The Great Dane In filming stories for "Talk to the Animals", its expected that we get into the personal details of people's pets and what makes them so special. Just how special and personal? Well, one special animal made a BIG impression.
We were shooting a quick story on pets in apartments and the best choices of dogs for people that want a mate but don't necessarily have the space for it. Anyway, we lined up an 80kg Great Dane that lived in a tiny terrace house to do a quick profile on. However, this was never going to be straightforward. From the moment I arrived, this Great Dane lined up me. He was, for some reason transfixed, fascinated and obsessed by me. Whether it was my aftershave or my profession that took his fancy I have no idea. However, as we started rolling and doing an interview with his owner, he decided that it was time to claim his prize. Personal yes. Special yes. Overwhelming yes. Overbearing having an 80kg Great Dane trying to hump your leg. Definitely. The scary thing was that when he stood on his back legs, he actually looked me (at 6 foot 4 inches) right in the eye. Bedroom eyes from a 6 foot tall Great Dane. Now that's "Talking to the Animals"!
The Burping Owner Emergencies are always an extremely tense time as a vet. Typically a life is on the line and seconds count. Obviously in this situation, its rare to be able to raise a laugh. And sometimes, despite every part of your body telling you to, its just inappropriate to.
Six months ago, a client of mine came running into the clinic frantically; and understandably so. Her dog had just fallen 2 floors and landed on the ground. It was apparently unconscious but had begun to come to and show some good positive signs of life to my great relief. When she arrived in the clinic, the dog was up and even sniffing the table when I placed it there to begin the examination.
"Is she dead?" were the first words that the owner had. It was an easy question to answer for obvious reasons. The dog was now walking around on the table.
As I began to look over the dog, the next statement didn't make the situation any more normal.
"I should warn you. I do something that's a little strange"
Unperturbed, I continued my examination. When I reached the hips of the dog. A strange- no a remarkable thing happened. For as my hands touched the dogs upper thighs, the owner of the dog began violently and loudly burping. She belched uncontrollably until I removed my hands from her dog.
Shocked, I asked if she was ok.
"I feel their pain" was her response.
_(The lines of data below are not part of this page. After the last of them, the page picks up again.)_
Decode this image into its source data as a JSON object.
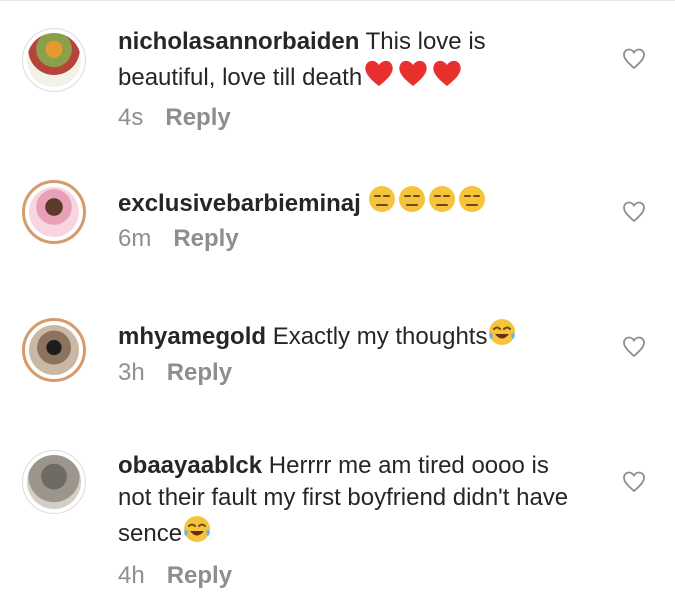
{
  "comments": [
    {
      "username": "nicholasannorbaiden",
      "text": " This love is beautiful, love till death",
      "emoji": [
        "red-heart",
        "red-heart",
        "red-heart"
      ],
      "time": "4s",
      "reply": "Reply"
    },
    {
      "username": "exclusivebarbieminaj",
      "text": " ",
      "emoji": [
        "unamused-face",
        "unamused-face",
        "unamused-face",
        "unamused-face"
      ],
      "time": "6m",
      "reply": "Reply"
    },
    {
      "username": "mhyamegold",
      "text": " Exactly my thoughts",
      "emoji": [
        "tears-of-joy-face"
      ],
      "time": "3h",
      "reply": "Reply"
    },
    {
      "username": "obaayaablck",
      "text": " Herrrr me am tired oooo is not their fault my first boyfriend didn't have sence",
      "emoji": [
        "tears-of-joy-face"
      ],
      "time": "4h",
      "reply": "Reply"
    }
  ],
  "icons": {
    "like": "heart-outline-icon"
  },
  "colors": {
    "username": "#262626",
    "meta": "#8e8e8e",
    "heart_emoji": "#e8302f",
    "emoji_face": "#f6c43a"
  }
}
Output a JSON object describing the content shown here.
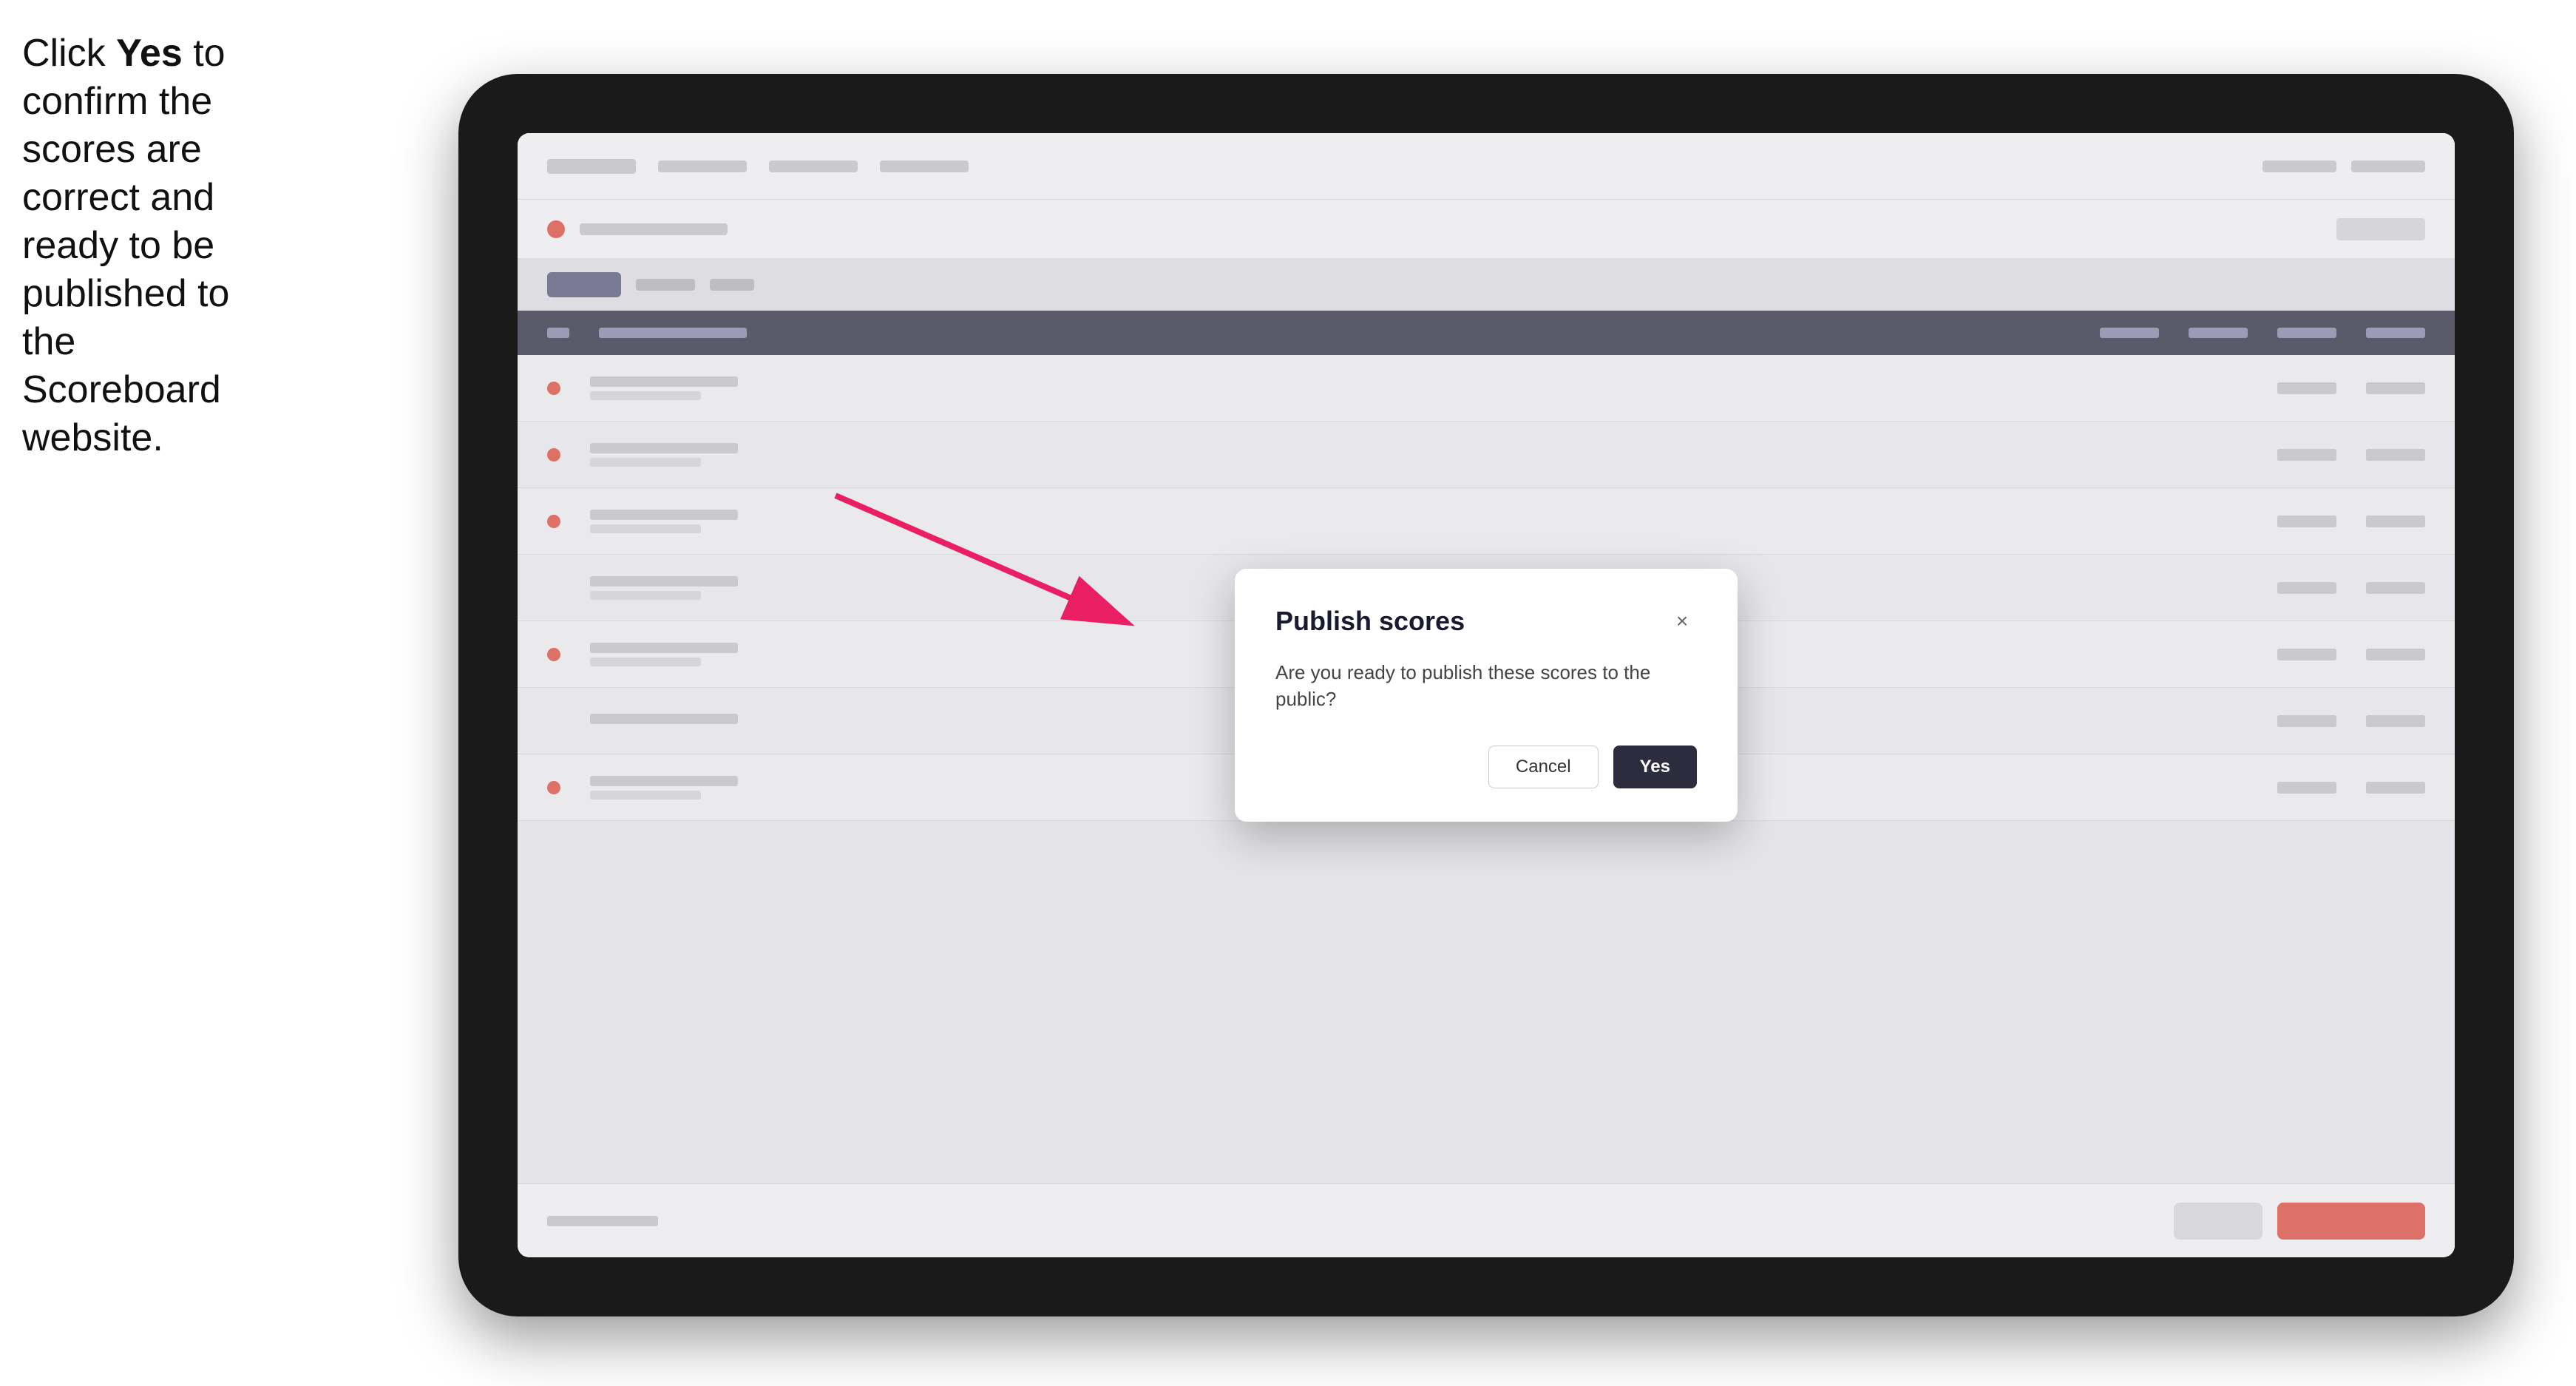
{
  "instruction": {
    "text_before": "Click ",
    "bold_text": "Yes",
    "text_after": " to confirm the scores are correct and ready to be published to the Scoreboard website."
  },
  "modal": {
    "title": "Publish scores",
    "body": "Are you ready to publish these scores to the public?",
    "cancel_label": "Cancel",
    "yes_label": "Yes",
    "close_icon": "×"
  },
  "table": {
    "rows": [
      {
        "has_indicator": true
      },
      {
        "has_indicator": true
      },
      {
        "has_indicator": true
      },
      {
        "has_indicator": false
      },
      {
        "has_indicator": false
      },
      {
        "has_indicator": false
      },
      {
        "has_indicator": false
      }
    ]
  },
  "colors": {
    "yes_button_bg": "#2c2c3e",
    "indicator_color": "#e74c3c",
    "arrow_color": "#e91e63"
  }
}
The belching continued as I felt over her dog "Maxine's" back legs. Thankfully, as I navigated back towards the dogs head, the winds calmed and the burping abated.
Thankfully there were no broken bones. Just bruises. Bruising mirrored by my gums that were being bitten and chewed as a way of holding back the torrent of laughter that had built up like a tropical cyclone in my belly.
Yes, according to my friend, she 'feels' animals pain and 'heals' them by 'burping' out their waste products.
Not a normal way to heal an animal, but nonetheless an alternative 'alternative' therapy. As time has gone by, I have got to know this special 'animal healer' and her popularity with pet owners has increased dramatically to the point that she now runs a full time business 'healing' animals in her special way.
The Penguin Growing up, you could say I had a rather unique childhood. You see, loving animals was one thing, Having a father that was the local vet merely provided fuel for this passion. All manner of sick, helpless and homeless animals would make our house their castle. The pet that took the cake though (which is hard amongst cows, horses, donkeys, koala's, kangaroos, ducks and eagles) had to be the Fairy Penguin.
It had been brought into dad at work one night. Its water proof feathers had been gummed together with oil and only a bucket of detergent could remove the thick tar. The penguin would receive regular feeds of fish caught in the ocean just a few kilometres away in the hope that they would build his strength to the point where he may again dart through the swells. After 3 weeks of cold and greasy fish the penguin gave all the signs he was ready to go. His small beak would busily poke through his coat preening his feathers as though expecting them to be rushed over by water.
But how do you tell if a penguin can still swim? Well, a quick dip in the saltwater swimming pool seemed like a good idea at the time. So with his small rubber paddles flapping as if propellers he dived into the pool. The penguin disappeared from view in an instant. He was still in the pool, yet his movements (which had the same predictability as an untied and exhaling kids balloon) were so flashy and fast that an exact location was hard to grasp. So it was clear he could swim. What now became very unclear was how we were going to get him out so he could be released which had been the plan all along. Being the youngest of three brothers I was naturally the first sent in to retrieve him. However, trying to grab him with two hands was like trying to catch a wet, leather football with your eyes closed. With my increasing fatigue and headache from holding my breath without reward, all manner of pool equipment was thrown into the choppy waters in order to assist.
After hours of failed attempts, a final combination of a pool-volleyball net and a leaf scoop was able to herd the darting penguin into a corner where he could be grasped. Wasting no time at all, he was driven to the nearest beach; the salt on the air causing an excited elevation in activity and the propellers to whirl once more. Finally the crisp salt water enveloped him and after rising for air he dipped under the waves and was away....quickly.